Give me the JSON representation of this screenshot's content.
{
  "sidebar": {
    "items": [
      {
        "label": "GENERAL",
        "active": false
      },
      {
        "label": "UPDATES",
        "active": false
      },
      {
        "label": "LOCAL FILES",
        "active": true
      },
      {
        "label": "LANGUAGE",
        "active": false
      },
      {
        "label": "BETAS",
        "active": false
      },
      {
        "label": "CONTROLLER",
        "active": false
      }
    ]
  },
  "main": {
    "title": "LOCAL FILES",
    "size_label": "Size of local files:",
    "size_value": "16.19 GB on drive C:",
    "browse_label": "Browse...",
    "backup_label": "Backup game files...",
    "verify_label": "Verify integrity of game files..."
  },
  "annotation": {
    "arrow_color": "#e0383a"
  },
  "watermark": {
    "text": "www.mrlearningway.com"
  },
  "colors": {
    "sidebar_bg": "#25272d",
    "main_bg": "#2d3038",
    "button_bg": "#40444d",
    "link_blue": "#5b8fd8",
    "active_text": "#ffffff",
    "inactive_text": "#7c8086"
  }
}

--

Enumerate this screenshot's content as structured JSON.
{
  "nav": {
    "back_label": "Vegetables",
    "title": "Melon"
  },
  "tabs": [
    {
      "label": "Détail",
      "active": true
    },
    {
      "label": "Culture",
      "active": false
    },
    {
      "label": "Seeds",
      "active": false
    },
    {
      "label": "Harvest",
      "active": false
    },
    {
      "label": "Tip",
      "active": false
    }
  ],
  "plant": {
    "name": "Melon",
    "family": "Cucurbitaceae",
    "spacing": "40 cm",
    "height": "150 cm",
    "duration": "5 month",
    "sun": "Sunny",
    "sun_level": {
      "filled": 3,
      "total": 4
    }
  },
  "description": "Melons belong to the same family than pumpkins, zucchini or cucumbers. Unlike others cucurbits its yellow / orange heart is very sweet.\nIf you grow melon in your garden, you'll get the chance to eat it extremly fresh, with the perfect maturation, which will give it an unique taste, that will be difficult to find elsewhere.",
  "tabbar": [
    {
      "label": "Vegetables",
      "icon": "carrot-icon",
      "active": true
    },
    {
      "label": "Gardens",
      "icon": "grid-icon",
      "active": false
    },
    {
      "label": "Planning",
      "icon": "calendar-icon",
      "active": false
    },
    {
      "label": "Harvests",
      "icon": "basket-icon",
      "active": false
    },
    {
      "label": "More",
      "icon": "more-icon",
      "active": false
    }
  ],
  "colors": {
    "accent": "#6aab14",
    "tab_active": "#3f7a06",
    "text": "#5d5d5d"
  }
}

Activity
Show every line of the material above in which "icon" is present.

Result of this exercise
      "icon": "carrot-icon",
      "icon": "grid-icon",
      "icon": "calendar-icon",
      "icon": "basket-icon",
      "icon": "more-icon",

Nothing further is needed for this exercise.